How climate change affects diseases and drug availability
In times of turmoil, it can be tempting to imagine getting away from it all to a beautiful island paradise. Sun, sand, and surf can seem like the ultimate escape from the 24-hour news cycle, but the reality of island living is not immune to the effects of climate change or to the subsequent effects on healthcare access.
In 2004, Hurricane Ivan ripped through the island nation of Grenada, damaging or destroying 90% of homes. In 2014, the mosquito-borne chikungunya virus (CHIKV) infected about 60% of the population, leaving half of those infected with enduring joint pain. This year Grenada was one of the many countries affected by the giant Saharan dust plume, causing problems for people with asthma.
“It was strange for me because I’ve always heard people speak about the Sahara dust, but I’ve never seen it,” said Kwami Jones, a biochemist from St. George’s University in Grenada. “It’s never been this visible. People with asthma were experiencing it, but it was never this visible as far back as I could remember. I feel like this year it was actual worst that I’ve seen.”
Taken together, these disparate events point to similar conclusions: Grenadian’s health and safety are linked to climate change. Hurricanes are becoming more frequent and more dangerous, mosquito populations are exploding, and unusual weather events like the dust plume are increasing in frequency. While each of these events can have obvious health ramifications, they can also indirectly affect other areas of healthcare.
“I think weather events could have an effect on drug availability because we don’t manufacture drugs in Grenada,” said Jones. “If you have spikes in fuel prices, because [drugs] have to be shipped here, then it could affect the price. It could affect the availability. If there is some major weather events and ships can’t travel, then it means that we wouldn’t be able to get the drugs as we’re supposed to.”
The current COVID-19 pandemic, while likely not caused by climate change itself, illustrates the extent of the problem. Drug shipments from Miami have been delayed or cancelled, leading to shortages of commonly used drugs like insulin for diabetes and hydroxychloroquine for lupus. The government’s lack of funds means the country is not able to maintain a stockpile of necessary drugs to get through times of unusual economic stress – and “unusual” stressors are becoming more usual.

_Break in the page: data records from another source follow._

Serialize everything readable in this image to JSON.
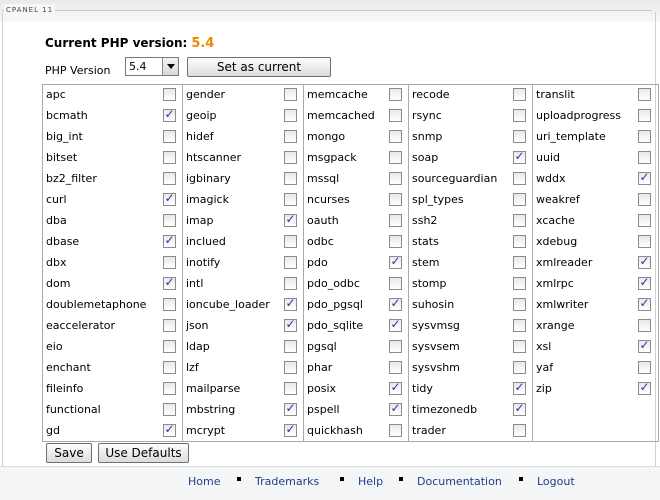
{
  "panel": {
    "legend": "CPANEL 11"
  },
  "current": {
    "label": "Current PHP version:",
    "version": "5.4"
  },
  "selector": {
    "label": "PHP Version",
    "value": "5.4",
    "set_current_label": "Set as current"
  },
  "columns": [
    [
      {
        "name": "apc",
        "checked": false
      },
      {
        "name": "bcmath",
        "checked": true
      },
      {
        "name": "big_int",
        "checked": false
      },
      {
        "name": "bitset",
        "checked": false
      },
      {
        "name": "bz2_filter",
        "checked": false
      },
      {
        "name": "curl",
        "checked": true
      },
      {
        "name": "dba",
        "checked": false
      },
      {
        "name": "dbase",
        "checked": true
      },
      {
        "name": "dbx",
        "checked": false
      },
      {
        "name": "dom",
        "checked": true
      },
      {
        "name": "doublemetaphone",
        "checked": false
      },
      {
        "name": "eaccelerator",
        "checked": false
      },
      {
        "name": "eio",
        "checked": false
      },
      {
        "name": "enchant",
        "checked": false
      },
      {
        "name": "fileinfo",
        "checked": false
      },
      {
        "name": "functional",
        "checked": false
      },
      {
        "name": "gd",
        "checked": true
      }
    ],
    [
      {
        "name": "gender",
        "checked": false
      },
      {
        "name": "geoip",
        "checked": false
      },
      {
        "name": "hidef",
        "checked": false
      },
      {
        "name": "htscanner",
        "checked": false
      },
      {
        "name": "igbinary",
        "checked": false
      },
      {
        "name": "imagick",
        "checked": false
      },
      {
        "name": "imap",
        "checked": true
      },
      {
        "name": "inclued",
        "checked": false
      },
      {
        "name": "inotify",
        "checked": false
      },
      {
        "name": "intl",
        "checked": false
      },
      {
        "name": "ioncube_loader",
        "checked": true
      },
      {
        "name": "json",
        "checked": true
      },
      {
        "name": "ldap",
        "checked": false
      },
      {
        "name": "lzf",
        "checked": false
      },
      {
        "name": "mailparse",
        "checked": false
      },
      {
        "name": "mbstring",
        "checked": true
      },
      {
        "name": "mcrypt",
        "checked": true
      }
    ],
    [
      {
        "name": "memcache",
        "checked": false
      },
      {
        "name": "memcached",
        "checked": false
      },
      {
        "name": "mongo",
        "checked": false
      },
      {
        "name": "msgpack",
        "checked": false
      },
      {
        "name": "mssql",
        "checked": false
      },
      {
        "name": "ncurses",
        "checked": false
      },
      {
        "name": "oauth",
        "checked": false
      },
      {
        "name": "odbc",
        "checked": false
      },
      {
        "name": "pdo",
        "checked": true
      },
      {
        "name": "pdo_odbc",
        "checked": false
      },
      {
        "name": "pdo_pgsql",
        "checked": true
      },
      {
        "name": "pdo_sqlite",
        "checked": true
      },
      {
        "name": "pgsql",
        "checked": false
      },
      {
        "name": "phar",
        "checked": false
      },
      {
        "name": "posix",
        "checked": true
      },
      {
        "name": "pspell",
        "checked": true
      },
      {
        "name": "quickhash",
        "checked": false
      }
    ],
    [
      {
        "name": "recode",
        "checked": false
      },
      {
        "name": "rsync",
        "checked": false
      },
      {
        "name": "snmp",
        "checked": false
      },
      {
        "name": "soap",
        "checked": true
      },
      {
        "name": "sourceguardian",
        "checked": false
      },
      {
        "name": "spl_types",
        "checked": false
      },
      {
        "name": "ssh2",
        "checked": false
      },
      {
        "name": "stats",
        "checked": false
      },
      {
        "name": "stem",
        "checked": false
      },
      {
        "name": "stomp",
        "checked": false
      },
      {
        "name": "suhosin",
        "checked": false
      },
      {
        "name": "sysvmsg",
        "checked": false
      },
      {
        "name": "sysvsem",
        "checked": false
      },
      {
        "name": "sysvshm",
        "checked": false
      },
      {
        "name": "tidy",
        "checked": true
      },
      {
        "name": "timezonedb",
        "checked": true
      },
      {
        "name": "trader",
        "checked": false
      }
    ],
    [
      {
        "name": "translit",
        "checked": false
      },
      {
        "name": "uploadprogress",
        "checked": false
      },
      {
        "name": "uri_template",
        "checked": false
      },
      {
        "name": "uuid",
        "checked": false
      },
      {
        "name": "wddx",
        "checked": true
      },
      {
        "name": "weakref",
        "checked": false
      },
      {
        "name": "xcache",
        "checked": false
      },
      {
        "name": "xdebug",
        "checked": false
      },
      {
        "name": "xmlreader",
        "checked": true
      },
      {
        "name": "xmlrpc",
        "checked": true
      },
      {
        "name": "xmlwriter",
        "checked": true
      },
      {
        "name": "xrange",
        "checked": false
      },
      {
        "name": "xsl",
        "checked": true
      },
      {
        "name": "yaf",
        "checked": false
      },
      {
        "name": "zip",
        "checked": true
      }
    ]
  ],
  "actions": {
    "save_label": "Save",
    "defaults_label": "Use Defaults"
  },
  "footer": {
    "links": [
      "Home",
      "Trademarks",
      "Help",
      "Documentation",
      "Logout"
    ]
  },
  "colors": {
    "version_accent": "#ee8800",
    "link": "#1d3f8a",
    "check": "#1a3fa4"
  }
}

The problem is complicated on all fronts. Most Grenadians get their health care from the government, which provides free services to citizens. However – since their economy is based mainly on tourism – weather and health events that limit travel can have serious impacts on the economy and therefore on healthcare. The COVID-19 pandemic is hitting the quarantined country hard economically since ports have been closed, mimicking similar interruptions from weather and disease events. Pandemics are especially dangerous for islands, and governments take stringent action to protect their people.
“We have zero cases, but the effort that the government and the ministry of health has made has been very significant,” said Jones. “From very early on they shut down the borders. No one was able to come in. People who wanted to leave were also not able to leave unless they had chartered flights. There was no commercial airline travel in or out of the island.”

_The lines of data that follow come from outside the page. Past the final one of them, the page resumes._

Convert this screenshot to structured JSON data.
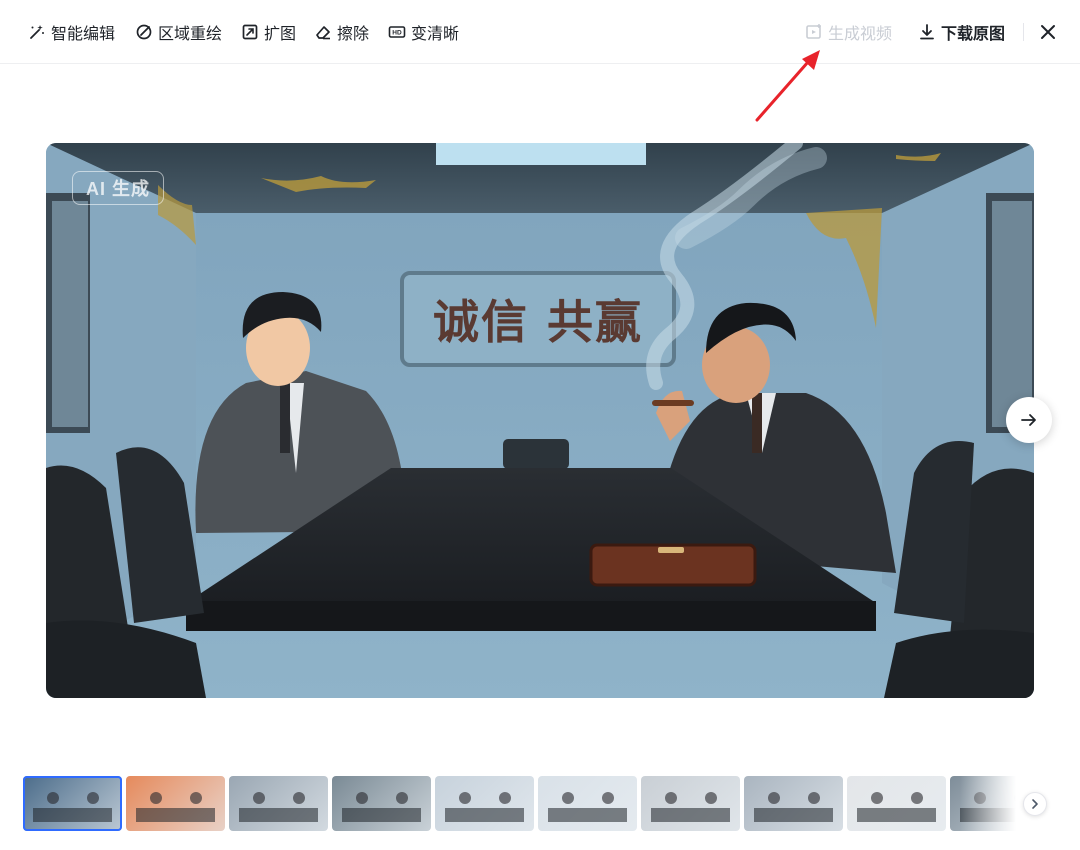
{
  "toolbar": {
    "smart_edit": "智能编辑",
    "region_redraw": "区域重绘",
    "expand": "扩图",
    "erase": "擦除",
    "sharpen": "变清晰",
    "generate_video": "生成视频",
    "download_original": "下载原图"
  },
  "image": {
    "badge": "AI 生成",
    "poster_text": "诚信 共赢"
  },
  "colors": {
    "accent": "#2f6bff",
    "annotation_arrow": "#e8232b",
    "disabled_text": "#c9cdd4"
  },
  "thumbnails": [
    {
      "active": true,
      "accent": "#4b6c8a"
    },
    {
      "active": false,
      "accent": "#e68a5c"
    },
    {
      "active": false,
      "accent": "#9aa7b3"
    },
    {
      "active": false,
      "accent": "#7a8a95"
    },
    {
      "active": false,
      "accent": "#c7d2dc"
    },
    {
      "active": false,
      "accent": "#d9e1e8"
    },
    {
      "active": false,
      "accent": "#c9cfd5"
    },
    {
      "active": false,
      "accent": "#aab5c0"
    },
    {
      "active": false,
      "accent": "#e3e6e9"
    },
    {
      "active": false,
      "accent": "#7e8d99"
    }
  ]
}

The effects of climate change on Grenada are similar to those seen throughout the Caribbean. Rising sea levels, warmer oceans, and extreme weather events are obvious symptoms of climate change, with obvious effects on the agriculture and economy of Caribbean nations. The effect of climate on healthcare is less obvious, but no less pressing.
“We don’t do much manufacturing, so the economy is largely dependent upon tourism and the agriculture that we do,” said Jones. “If they’re both affected, there isn’t so much that that can be done.”
The indirect effect of booming mosquito populations is also evident in Grenada, which has experienced cases of dengue fever and Zika along with CHIKV. An outbreak is bad enough in each case, but outbreaks coupled with limited access to drugs for treatment could be devastating.
A less obvious climate-related disease is cancer, due to both increased exposure to UV radiation and to new exposure pathways to toxins from flooding or pollutants. Chemotherapy drugs are also difficult to come by in Grenada – and cancer mortality is rising. According to this study, mortality in Grenada has more to do with lack of medical options than with cancer rates, tying back to the government’s need for more funding for health care.
There are no easy answers, though there is no lack of trying. St George’s University, for example, has been running a public health program to bring more preventative care to the people of Grenada.
“They call it One Health One Medicine, where they look at the way the well being of animals can affect the well being of humans,” Jones said. “A lot of people are not aware of the zoonotic diseases that can go from animals to humans. They figure as long as you take good care of yourself, you don’t need to pay so much attention to the animals. This program brings that awareness to them.”
In the meantime, Grenadians can still enjoy the beaches that some of us can only daydream about.
“The beaches are beautiful,” Jones said. “The beaches really are beautiful.”